I ordered a back-up rear derailleur hanger (AUD 45) in case this ever happens again. I advise that you accumulate useful spares like these when you see them, rather than when you need them. I like to keep in stock spare chains, brake pads, cabling, tires, tubes and even bar tape. I even like to keep spare cleats, heel pads and other clothing and foot ware replacement parts around just in case. I hate having to forgo a ride because of a 10 dollar part. So, unless you live near a European style mega shop like Cicli Mattio near Alba in Italy it's unlikely that even the most organised well stocked LBS will have everything you need in stock. Plan for problems and know how to fix them unless you have some reliable back-up.
|Now that's what I call a proper back-up car!|
“If UBS reduces IT services in Switzerland too much, or moves them abroad, then risk to the bank would increase and specific, vital know-how would be lost,” the association’s secretary-general Denise Chervet told swissinfo.ch.

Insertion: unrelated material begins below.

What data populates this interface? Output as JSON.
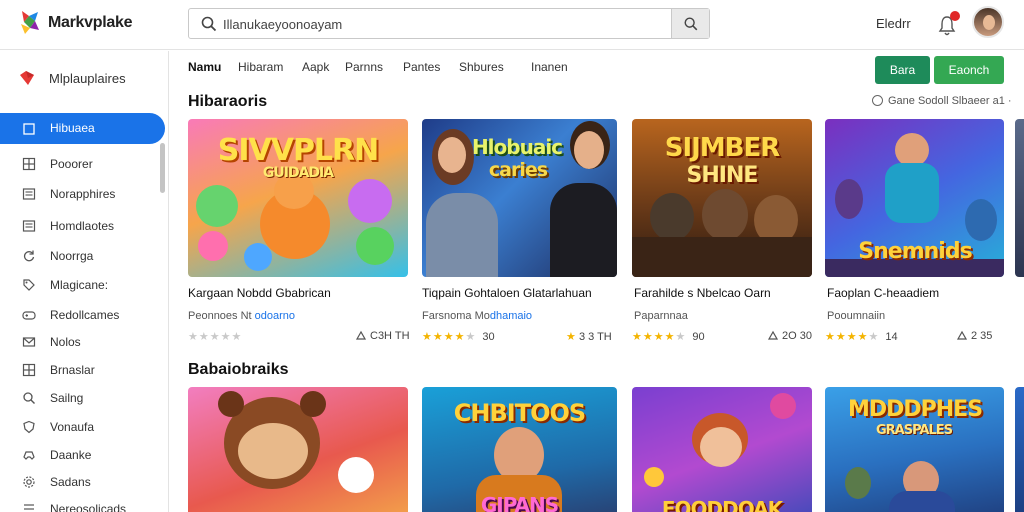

“[We] call for a more sustainable and long-term human resources policy, not just from UBS, but all banks,” the statement read, adding that UBS owed a debt to the Swiss nation after it was bailed out during the financial crisis.
There it is folks . . reality bites. CEO Sergio Ermotti management bloodlines come from Citigroup, ML and finally UniCredit of Italy. I'm happy to bet that this man cuts too fast and too deep because that's the M.O. of those institutions. I mean ML is or was famous for cutting heads only to rehire at a later date. They're also famous for being absolutely appalling institutions when it comes to the method of making people redundant. I distinctly recall my former boss at UBS in London telling me:
"We don't do things like the Americans, they'll be no black garbage bags waiting in foyers for people who get axed. I don't want people escorted out by security guards in front of their friends and colleagues . . . lets have some dignity out there."
With that I did my first ever round of redundancies shortly after Y2K. That thinking is long gone as Ermotti arranged something a little less dignified for his London staff this week:
"Some 100 of the Swiss lender’s fixed income traders in London discovered at the turnstiles that their passes were no longer working when they tried to get to work on Tuesday morning. Other bankers had been contacted by phone or discovered that they might lose their jobs when their email repeatedly bounced back."
Nice guys. You know what goes around comes around, if you humiliate people they'll bite back. Awful!
China, the land of the cash and carry economy is not so anymore. Q3 accounts receivable have been rising at an alarming rate. The FT says that accounts receivable at Sany Heavy, the Caterpillar (CAT) of China were up 83 per cent year to date at the end of the third quarter, hitting Rmb21bn. At Baosteel and Jiangxi Copper, the biggest listed producers of steel and copper, unpaid bills rose 52 per cent and 66 per cent, respectively, since the beginning of the year. HSBC economist Fred Neumann, who I've had a number of meetings with over the years reckons this is a lagging indicator. Perhaps he's right, but this blogger remains skeptical of the China bottoms argument. We shall see.